We’ve fallen into the trap of scientism: the belief that science is the only valid form of knowledge
Reading fiction increases our ability to empathize with others? Did we really need science to tell us that? Apparently, we need science to tell us everything. [...]
In The Prisoner of Sex, Norman Mailer wrote that he was “sufficiently intimate with magazine readers to know the age of technology had left them with an inability to respect writing which lacked the authority of statistics.” I don’t know about readers, but I do know about editors, and most of them don’t like it when you rest your argument on literary sources. They want numbers, studies, sociology. Aristotle, Montaigne, and Emerson are not valid authorities on the topic, say, of friendship, but a study of 50 college students is enough to convince an editor of anything.
Oh, those studies. They always have a lot of data, but they so often miss the point. Their focus is too narrow, or they ignore the important factors, or they fail to grasp the underlying questions. They’re either jaw-droppingly obvious or head-clutchingly misguided. Science is bad enough, where it doesn’t belong, but the social sciences are even worse, precisely because they pretend to scientific rigor. As Alan Bloom pointed out, when the social sciences committed themselves to the principle of measurement, they gave up the ability to talk about anything that can’t be measured.
We are still the masters of our fate. Rational thinking, even assisted by any conceivable electronic computors, cannot predict the future. All it can do is to map out the probability space as it appears at the present and which will be different tomorrow when one of the infinity of possible states will have materialized. Technological and social inventions are broadening this probability space all the time; it is now incomparably larger than it was before the industrial revolution—for good or for evil.
The future cannot be predicted, but futures can be invented.
It was man’s ability to invent which has made human society what it is. The mental processes of inventions are still mysterious. They are rational but not logical, that is to say, not deductive.
Let an ultraintelligent machine be defined as a machine that can far surpass all the intellectual activities of any man however clever. Since the design of machines is one of these intellectual activities, an ultraintelligent machine could design even better machines; there would then unquestionably be an ‘intelligence explosion’, and the intelligence of man would be left far behind. Thus the first ultraintelligent machine is the last invention that man need ever make, provided that the machine is docile enough to tell us how to keep it under control.

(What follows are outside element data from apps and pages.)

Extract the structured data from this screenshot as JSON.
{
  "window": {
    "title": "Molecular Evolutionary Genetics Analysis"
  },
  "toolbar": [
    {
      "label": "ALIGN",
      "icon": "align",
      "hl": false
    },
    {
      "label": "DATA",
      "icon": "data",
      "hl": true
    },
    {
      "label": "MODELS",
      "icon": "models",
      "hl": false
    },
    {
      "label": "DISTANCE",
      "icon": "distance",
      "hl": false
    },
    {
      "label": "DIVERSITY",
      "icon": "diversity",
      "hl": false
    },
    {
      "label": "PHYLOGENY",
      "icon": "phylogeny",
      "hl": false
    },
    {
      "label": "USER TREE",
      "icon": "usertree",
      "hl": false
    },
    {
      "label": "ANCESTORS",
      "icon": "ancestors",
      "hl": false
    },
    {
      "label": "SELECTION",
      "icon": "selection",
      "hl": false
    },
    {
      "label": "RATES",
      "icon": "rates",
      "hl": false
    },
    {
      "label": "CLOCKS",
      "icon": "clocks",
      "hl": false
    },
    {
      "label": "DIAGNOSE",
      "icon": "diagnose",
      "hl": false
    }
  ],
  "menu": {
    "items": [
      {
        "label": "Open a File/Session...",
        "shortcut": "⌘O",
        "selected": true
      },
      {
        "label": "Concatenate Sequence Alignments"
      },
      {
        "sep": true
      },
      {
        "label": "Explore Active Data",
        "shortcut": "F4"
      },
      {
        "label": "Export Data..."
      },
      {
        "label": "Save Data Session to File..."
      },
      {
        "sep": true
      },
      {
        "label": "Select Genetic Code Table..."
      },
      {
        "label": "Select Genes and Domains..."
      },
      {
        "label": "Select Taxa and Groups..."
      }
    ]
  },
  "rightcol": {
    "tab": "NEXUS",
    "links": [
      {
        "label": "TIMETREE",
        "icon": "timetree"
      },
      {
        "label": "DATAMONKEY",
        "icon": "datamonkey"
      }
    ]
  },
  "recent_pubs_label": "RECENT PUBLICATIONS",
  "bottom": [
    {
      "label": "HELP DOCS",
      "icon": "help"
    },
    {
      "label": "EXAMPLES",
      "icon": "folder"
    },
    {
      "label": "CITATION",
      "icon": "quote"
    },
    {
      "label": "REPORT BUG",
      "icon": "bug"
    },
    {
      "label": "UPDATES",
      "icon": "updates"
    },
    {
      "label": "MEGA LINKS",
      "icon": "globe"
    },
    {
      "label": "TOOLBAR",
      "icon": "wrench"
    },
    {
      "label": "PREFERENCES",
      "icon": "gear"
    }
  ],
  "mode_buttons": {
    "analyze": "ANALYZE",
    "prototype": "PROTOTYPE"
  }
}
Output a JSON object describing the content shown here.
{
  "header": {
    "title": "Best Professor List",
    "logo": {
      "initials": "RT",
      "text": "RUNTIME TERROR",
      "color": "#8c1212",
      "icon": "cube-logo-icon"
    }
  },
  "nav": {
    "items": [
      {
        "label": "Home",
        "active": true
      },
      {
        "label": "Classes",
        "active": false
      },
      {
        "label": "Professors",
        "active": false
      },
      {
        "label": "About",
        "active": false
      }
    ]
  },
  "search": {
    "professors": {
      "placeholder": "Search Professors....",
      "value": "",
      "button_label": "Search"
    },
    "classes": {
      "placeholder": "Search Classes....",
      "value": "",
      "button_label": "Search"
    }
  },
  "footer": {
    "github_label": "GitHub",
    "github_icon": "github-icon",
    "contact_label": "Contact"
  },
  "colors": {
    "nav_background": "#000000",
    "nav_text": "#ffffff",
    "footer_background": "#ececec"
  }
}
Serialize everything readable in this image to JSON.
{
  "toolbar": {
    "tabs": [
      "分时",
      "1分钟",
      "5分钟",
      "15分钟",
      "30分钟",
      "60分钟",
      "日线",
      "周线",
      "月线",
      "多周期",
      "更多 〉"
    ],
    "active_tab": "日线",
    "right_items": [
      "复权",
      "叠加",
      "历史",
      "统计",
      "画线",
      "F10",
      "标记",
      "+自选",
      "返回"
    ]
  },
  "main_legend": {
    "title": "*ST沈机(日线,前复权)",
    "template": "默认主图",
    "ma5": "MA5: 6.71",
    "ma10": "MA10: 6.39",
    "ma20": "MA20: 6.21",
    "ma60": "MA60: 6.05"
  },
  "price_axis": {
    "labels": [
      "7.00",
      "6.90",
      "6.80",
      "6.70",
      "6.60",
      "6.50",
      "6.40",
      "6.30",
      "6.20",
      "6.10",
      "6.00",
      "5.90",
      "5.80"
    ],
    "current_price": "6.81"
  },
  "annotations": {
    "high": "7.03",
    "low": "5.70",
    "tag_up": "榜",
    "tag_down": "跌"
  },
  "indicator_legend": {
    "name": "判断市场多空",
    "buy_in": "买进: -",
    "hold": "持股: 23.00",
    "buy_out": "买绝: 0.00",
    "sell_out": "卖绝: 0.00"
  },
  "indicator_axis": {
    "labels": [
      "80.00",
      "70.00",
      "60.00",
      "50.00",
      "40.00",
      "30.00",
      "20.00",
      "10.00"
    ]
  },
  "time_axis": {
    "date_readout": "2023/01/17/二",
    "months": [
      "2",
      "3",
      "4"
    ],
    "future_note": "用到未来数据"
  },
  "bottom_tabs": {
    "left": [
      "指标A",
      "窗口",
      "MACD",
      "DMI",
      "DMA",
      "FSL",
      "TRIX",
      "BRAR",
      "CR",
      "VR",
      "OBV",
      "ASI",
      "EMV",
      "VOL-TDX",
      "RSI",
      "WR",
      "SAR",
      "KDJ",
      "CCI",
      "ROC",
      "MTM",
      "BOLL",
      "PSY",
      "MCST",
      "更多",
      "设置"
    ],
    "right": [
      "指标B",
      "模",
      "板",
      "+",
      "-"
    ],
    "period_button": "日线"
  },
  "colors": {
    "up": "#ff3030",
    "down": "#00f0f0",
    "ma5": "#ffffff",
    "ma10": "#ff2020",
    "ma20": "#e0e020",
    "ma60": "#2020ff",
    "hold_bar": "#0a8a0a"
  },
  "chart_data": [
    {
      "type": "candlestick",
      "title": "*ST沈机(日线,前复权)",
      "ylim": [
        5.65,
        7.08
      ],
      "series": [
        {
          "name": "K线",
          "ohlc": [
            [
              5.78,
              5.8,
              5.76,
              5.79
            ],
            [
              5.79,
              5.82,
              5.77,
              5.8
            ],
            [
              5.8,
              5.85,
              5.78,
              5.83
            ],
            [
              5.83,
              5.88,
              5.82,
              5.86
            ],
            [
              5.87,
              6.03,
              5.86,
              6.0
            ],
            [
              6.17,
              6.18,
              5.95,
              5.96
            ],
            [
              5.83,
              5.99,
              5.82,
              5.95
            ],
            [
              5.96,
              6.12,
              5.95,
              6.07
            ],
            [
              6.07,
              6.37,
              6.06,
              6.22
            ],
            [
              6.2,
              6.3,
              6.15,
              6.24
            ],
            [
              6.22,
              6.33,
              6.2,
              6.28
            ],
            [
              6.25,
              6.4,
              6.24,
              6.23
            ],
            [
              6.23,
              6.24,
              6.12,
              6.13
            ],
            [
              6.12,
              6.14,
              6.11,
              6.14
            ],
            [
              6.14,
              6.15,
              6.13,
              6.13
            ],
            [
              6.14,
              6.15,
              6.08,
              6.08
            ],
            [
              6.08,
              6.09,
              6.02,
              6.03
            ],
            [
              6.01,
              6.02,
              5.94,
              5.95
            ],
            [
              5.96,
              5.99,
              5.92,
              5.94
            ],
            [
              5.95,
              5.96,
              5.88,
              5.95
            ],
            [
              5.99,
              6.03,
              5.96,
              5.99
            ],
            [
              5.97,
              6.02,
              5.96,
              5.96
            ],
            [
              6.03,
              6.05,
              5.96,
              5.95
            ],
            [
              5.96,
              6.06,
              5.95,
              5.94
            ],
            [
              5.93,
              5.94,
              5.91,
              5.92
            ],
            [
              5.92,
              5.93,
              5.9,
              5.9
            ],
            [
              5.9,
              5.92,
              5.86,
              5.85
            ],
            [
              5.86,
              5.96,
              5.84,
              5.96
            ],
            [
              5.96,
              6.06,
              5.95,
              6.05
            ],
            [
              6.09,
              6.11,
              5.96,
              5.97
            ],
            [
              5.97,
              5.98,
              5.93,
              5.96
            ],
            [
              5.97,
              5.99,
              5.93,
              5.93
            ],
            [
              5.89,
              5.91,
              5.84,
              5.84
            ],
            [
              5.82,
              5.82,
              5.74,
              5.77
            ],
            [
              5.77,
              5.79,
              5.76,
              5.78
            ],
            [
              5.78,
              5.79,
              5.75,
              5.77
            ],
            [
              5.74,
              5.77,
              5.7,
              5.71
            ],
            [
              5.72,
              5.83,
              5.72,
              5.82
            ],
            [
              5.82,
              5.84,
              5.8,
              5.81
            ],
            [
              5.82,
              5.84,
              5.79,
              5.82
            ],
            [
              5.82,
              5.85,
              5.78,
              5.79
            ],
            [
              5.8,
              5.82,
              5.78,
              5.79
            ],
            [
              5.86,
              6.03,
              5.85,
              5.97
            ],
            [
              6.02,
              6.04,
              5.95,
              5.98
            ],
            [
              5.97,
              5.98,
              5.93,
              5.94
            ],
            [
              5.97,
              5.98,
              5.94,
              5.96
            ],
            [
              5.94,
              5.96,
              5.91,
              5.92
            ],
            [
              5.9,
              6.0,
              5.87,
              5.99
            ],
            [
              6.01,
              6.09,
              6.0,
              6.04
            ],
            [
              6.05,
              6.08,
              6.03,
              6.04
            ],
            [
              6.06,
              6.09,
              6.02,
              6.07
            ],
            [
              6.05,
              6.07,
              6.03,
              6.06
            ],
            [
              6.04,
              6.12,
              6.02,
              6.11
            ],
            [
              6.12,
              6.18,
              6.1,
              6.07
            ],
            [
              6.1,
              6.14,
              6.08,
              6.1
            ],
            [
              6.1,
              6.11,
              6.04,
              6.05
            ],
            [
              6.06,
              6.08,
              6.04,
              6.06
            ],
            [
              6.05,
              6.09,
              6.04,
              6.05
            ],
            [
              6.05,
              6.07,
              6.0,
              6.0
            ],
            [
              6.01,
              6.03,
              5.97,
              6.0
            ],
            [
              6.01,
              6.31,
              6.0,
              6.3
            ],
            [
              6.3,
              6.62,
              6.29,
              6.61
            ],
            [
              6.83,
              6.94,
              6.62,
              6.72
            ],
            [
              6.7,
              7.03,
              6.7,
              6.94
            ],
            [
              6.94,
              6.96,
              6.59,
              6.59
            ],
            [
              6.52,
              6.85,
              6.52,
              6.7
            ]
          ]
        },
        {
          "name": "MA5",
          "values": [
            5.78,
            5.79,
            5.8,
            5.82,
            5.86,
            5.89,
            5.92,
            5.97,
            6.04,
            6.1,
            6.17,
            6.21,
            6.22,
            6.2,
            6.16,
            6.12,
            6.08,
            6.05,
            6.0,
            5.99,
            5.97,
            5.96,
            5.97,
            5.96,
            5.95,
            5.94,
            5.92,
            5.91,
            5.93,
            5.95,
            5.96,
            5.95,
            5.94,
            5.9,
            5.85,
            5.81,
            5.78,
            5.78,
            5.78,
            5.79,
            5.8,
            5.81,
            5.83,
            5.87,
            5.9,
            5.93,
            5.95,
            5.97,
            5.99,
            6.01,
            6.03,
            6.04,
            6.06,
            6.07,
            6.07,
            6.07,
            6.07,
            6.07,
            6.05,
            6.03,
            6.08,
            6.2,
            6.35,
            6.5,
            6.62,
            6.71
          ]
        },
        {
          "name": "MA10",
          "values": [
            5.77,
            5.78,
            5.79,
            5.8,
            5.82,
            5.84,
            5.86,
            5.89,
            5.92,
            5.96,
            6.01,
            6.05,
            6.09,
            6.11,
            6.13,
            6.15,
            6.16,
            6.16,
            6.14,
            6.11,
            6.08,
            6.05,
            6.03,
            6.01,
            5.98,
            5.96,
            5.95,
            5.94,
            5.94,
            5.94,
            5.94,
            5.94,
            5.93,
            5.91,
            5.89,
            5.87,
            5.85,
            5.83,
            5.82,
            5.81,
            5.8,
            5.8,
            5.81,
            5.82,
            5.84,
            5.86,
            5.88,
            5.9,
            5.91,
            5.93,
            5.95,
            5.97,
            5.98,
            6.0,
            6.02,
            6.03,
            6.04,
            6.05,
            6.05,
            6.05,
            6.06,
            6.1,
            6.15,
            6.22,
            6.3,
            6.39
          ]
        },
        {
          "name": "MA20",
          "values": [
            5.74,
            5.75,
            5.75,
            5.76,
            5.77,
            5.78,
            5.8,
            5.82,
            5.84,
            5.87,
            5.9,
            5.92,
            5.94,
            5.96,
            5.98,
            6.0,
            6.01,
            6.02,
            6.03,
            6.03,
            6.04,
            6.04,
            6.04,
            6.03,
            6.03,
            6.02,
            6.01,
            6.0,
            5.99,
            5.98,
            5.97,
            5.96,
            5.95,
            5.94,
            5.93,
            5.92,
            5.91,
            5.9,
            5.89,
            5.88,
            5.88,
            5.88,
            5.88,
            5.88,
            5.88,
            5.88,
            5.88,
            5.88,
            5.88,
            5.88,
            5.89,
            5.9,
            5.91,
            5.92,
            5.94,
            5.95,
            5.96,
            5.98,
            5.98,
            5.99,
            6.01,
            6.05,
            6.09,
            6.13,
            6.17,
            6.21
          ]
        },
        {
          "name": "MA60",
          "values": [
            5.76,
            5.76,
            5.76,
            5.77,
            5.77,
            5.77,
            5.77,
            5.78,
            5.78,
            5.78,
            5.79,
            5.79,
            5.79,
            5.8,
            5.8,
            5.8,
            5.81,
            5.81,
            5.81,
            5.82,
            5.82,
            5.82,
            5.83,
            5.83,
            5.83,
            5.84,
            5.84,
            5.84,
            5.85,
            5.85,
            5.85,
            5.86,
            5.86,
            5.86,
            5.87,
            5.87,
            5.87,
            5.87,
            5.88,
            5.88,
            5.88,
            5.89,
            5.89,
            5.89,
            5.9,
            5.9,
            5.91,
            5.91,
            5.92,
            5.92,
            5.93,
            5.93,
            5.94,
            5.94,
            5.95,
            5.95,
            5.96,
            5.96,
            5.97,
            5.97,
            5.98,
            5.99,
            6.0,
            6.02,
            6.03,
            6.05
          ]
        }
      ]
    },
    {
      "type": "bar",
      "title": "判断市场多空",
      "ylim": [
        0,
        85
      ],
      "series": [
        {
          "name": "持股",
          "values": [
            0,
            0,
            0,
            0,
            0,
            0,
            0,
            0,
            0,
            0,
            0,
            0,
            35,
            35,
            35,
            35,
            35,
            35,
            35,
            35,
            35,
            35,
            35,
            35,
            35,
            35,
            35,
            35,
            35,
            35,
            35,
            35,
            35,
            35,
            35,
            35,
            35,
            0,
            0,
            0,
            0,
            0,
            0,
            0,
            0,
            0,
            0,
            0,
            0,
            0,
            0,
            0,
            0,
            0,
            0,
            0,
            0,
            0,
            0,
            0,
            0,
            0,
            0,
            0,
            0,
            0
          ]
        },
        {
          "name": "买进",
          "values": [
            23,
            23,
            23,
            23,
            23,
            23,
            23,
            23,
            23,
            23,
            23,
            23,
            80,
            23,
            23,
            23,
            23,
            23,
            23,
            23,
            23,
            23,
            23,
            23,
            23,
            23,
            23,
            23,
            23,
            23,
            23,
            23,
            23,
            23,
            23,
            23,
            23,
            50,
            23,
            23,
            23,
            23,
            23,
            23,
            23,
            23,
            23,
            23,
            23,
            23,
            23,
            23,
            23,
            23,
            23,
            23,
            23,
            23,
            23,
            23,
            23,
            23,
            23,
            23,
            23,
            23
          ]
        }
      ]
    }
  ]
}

Social media has given everyone a virtual megaphone to broadcast every thought, along with the means to filter out any contrary view [...] The result is a creeping sense of isolation and emptiness, which leads people to swipe, tap, and click all the more. Digital distraction keeps the mind occupied but does little to nurture it, much less cultivate depth of feeling, which requires the resonance of another’s voice within our very bones and psyches.
Moravec's paradox is the observation by artificial intelligence and robotics researchers that, contrary to traditional assumptions, reasoning (which is high-level in humans) requires very little ...
Almost always the men who achieve these fundamental inventions of a new paradigm have been either very young or very new to the field whose paradigm they change. And perhaps that point need not have been made explicit, for obviously these are the men who, being little committed by prior practice to the traditional rules of normal science, are particularly likely to see that those rules no longer define a playable game and to conceive another set that can replace them.